After Easter we moved some plastic eggs into N’s play kitchen, and every now and then she’ll ask us to hide them in the garden. One of these rogue eggs has been living in our fire pit for the past month (sadly, we haven’t been roasting marshmallows as much as we’d hoped), and she spotted it yesterday. So, with the two-year old hopping up and down asking for me to find — and hide — the rest of the eggs, I had to quickly pull together a spontaneous egg hunt. And all this led me to finally organize all of the materials in one easy-to-reach outdoor place.  If you’re not opposed to having egg hunts in August, this is a great hide-and-seek game (indoors or out) for any time of year.  And if you want to keep those eggs sacred for the holiday in which they were designed, you could hide toy cars, balls, or any other little fun objects you could dream up.

Pulling it together

I now store all of our eggs in a plastic shoe box, and collected all of our baskets into one place — couldn’t believe my only 2-year old already has four of these!

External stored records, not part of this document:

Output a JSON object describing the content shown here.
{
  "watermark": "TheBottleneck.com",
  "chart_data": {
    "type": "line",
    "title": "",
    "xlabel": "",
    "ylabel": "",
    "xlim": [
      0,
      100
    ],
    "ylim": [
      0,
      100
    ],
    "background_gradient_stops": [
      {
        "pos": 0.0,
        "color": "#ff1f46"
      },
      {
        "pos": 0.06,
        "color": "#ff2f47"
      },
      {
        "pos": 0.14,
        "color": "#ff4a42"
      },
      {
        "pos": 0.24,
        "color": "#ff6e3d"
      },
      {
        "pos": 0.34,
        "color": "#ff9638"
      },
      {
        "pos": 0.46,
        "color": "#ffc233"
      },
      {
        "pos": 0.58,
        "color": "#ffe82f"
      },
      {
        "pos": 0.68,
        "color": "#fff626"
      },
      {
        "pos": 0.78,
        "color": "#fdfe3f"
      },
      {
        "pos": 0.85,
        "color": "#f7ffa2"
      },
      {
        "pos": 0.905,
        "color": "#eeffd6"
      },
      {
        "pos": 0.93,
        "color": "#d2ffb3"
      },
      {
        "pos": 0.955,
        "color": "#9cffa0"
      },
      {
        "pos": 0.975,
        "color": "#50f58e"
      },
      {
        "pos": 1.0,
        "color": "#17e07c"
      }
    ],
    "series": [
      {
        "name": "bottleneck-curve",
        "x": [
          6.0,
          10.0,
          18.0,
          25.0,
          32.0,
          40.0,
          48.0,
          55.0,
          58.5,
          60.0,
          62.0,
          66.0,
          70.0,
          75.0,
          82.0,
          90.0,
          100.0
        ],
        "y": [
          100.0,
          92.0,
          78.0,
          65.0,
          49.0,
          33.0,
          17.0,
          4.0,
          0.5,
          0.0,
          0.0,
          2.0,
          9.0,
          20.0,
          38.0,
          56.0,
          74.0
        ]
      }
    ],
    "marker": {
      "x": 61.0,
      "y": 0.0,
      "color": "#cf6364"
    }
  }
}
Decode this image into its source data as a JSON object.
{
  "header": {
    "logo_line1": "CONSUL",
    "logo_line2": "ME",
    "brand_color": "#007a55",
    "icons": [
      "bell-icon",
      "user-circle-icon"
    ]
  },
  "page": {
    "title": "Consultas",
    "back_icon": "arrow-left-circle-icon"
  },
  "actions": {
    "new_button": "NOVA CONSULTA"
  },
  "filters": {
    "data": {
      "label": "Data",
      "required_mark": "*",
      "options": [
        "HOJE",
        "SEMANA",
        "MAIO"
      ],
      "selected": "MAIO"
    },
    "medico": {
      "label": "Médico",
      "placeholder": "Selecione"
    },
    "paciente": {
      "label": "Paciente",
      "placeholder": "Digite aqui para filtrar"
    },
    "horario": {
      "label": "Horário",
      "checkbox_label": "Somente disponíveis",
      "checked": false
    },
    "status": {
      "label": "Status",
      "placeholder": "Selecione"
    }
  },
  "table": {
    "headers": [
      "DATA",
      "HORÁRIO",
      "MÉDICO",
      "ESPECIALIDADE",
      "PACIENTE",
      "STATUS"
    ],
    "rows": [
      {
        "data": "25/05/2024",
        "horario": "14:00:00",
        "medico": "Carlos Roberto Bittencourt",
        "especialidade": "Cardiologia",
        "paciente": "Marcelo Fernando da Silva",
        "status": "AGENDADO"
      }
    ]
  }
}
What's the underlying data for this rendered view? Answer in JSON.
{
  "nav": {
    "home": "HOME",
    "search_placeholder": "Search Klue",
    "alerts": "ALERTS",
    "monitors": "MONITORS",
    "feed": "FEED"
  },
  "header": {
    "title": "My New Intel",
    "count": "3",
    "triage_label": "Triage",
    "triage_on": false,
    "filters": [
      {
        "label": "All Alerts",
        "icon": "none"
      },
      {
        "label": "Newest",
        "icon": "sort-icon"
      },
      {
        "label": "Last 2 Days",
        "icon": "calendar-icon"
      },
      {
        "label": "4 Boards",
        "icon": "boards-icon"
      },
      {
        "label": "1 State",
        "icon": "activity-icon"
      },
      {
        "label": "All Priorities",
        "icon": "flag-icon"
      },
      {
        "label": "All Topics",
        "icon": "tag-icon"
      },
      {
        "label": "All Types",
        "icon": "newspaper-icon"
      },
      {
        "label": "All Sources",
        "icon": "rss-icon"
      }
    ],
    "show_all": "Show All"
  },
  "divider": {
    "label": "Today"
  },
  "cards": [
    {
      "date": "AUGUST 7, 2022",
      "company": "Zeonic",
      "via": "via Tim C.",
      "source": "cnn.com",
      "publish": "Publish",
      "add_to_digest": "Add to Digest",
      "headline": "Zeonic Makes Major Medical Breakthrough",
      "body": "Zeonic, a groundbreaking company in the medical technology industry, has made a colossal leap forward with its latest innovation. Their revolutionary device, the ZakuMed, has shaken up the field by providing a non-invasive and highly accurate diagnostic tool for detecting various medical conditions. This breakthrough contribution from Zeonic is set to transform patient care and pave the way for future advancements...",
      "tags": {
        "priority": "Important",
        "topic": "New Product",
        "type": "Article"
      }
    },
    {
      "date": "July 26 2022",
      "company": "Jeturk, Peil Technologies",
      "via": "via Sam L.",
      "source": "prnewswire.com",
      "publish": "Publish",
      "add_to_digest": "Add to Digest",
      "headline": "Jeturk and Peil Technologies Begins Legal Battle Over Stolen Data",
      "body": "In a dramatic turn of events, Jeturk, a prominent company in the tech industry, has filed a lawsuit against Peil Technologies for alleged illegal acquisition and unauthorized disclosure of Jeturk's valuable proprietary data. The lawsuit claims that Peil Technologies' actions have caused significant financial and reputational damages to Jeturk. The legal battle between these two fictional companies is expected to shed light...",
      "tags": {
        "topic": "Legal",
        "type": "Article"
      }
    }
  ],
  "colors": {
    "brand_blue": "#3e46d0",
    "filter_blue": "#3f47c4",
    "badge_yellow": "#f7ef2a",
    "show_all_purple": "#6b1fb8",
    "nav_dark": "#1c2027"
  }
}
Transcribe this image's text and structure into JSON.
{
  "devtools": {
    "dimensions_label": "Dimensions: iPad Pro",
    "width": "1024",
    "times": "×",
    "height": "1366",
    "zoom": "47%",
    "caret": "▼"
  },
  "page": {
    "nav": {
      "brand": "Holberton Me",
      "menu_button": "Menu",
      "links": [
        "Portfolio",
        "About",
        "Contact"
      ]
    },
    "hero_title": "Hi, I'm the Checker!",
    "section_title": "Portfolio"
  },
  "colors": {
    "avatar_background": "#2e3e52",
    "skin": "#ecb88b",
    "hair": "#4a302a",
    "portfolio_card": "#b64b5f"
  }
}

While I usually start the hiding game, for some reason N now takes over after the second egg has been placed, and insists on both hiding AND finding the eggs. Not an issue, as this is obviously just the beginning of her inventing her own games. Which brings me to share why this is a creative thinking activity — I’m excited that my child doesn’t see holidays or seasons as limitations to her own ideas.  She’s not limited by cultural or societal constraints, and when inspiration strikes she’s enthusiastic to embark on a new journey to hunt for eggs in August.

Happy Hunting!